▶ **Exercise prompt**: Exclude all images and print the entries below exactly.
*** Given data ***
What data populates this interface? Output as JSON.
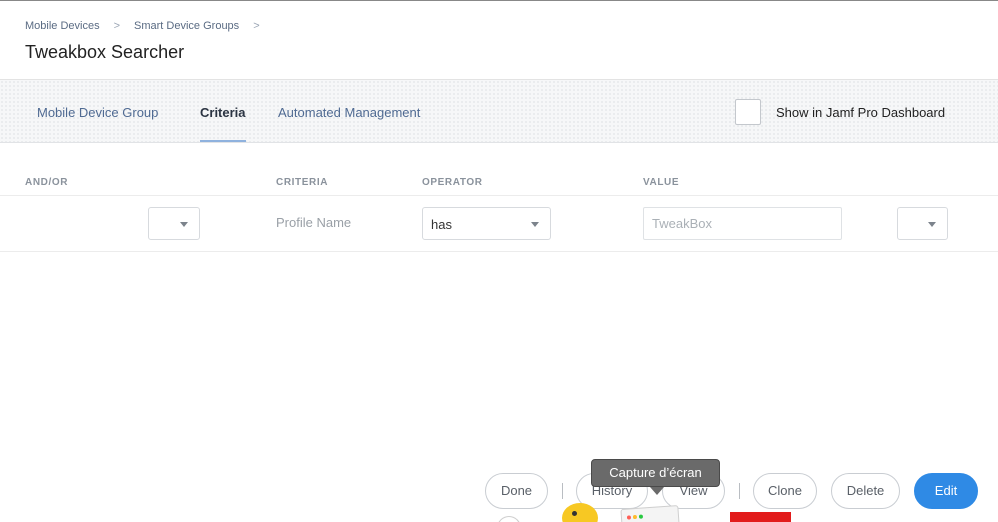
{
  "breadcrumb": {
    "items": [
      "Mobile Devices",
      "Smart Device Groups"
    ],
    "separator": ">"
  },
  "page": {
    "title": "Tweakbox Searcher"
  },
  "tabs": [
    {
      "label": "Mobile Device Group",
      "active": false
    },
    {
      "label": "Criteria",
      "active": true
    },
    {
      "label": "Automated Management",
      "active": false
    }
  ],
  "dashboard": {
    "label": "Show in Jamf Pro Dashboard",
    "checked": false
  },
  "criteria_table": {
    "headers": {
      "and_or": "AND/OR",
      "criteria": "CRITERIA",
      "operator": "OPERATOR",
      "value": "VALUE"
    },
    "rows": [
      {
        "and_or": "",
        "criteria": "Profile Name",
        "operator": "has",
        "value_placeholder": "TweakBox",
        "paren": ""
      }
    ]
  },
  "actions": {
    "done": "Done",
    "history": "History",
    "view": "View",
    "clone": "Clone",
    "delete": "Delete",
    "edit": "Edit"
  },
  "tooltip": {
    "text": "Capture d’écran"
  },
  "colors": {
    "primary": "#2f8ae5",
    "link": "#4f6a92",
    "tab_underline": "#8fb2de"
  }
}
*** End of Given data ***
▶ **Solved exercise**:
What data populates this interface? Output as JSON.
{
  "breadcrumb": {
    "items": [
      "Mobile Devices",
      "Smart Device Groups"
    ],
    "separator": ">"
  },
  "page": {
    "title": "Tweakbox Searcher"
  },
  "tabs": [
    {
      "label": "Mobile Device Group",
      "active": false
    },
    {
      "label": "Criteria",
      "active": true
    },
    {
      "label": "Automated Management",
      "active": false
    }
  ],
  "dashboard": {
    "label": "Show in Jamf Pro Dashboard",
    "checked": false
  },
  "criteria_table": {
    "headers": {
      "and_or": "AND/OR",
      "criteria": "CRITERIA",
      "operator": "OPERATOR",
      "value": "VALUE"
    },
    "rows": [
      {
        "and_or": "",
        "criteria": "Profile Name",
        "operator": "has",
        "value_placeholder": "TweakBox",
        "paren": ""
      }
    ]
  },
  "actions": {
    "done": "Done",
    "history": "History",
    "view": "View",
    "clone": "Clone",
    "delete": "Delete",
    "edit": "Edit"
  },
  "tooltip": {
    "text": "Capture d’écran"
  },
  "colors": {
    "primary": "#2f8ae5",
    "link": "#4f6a92",
    "tab_underline": "#8fb2de"
  }
}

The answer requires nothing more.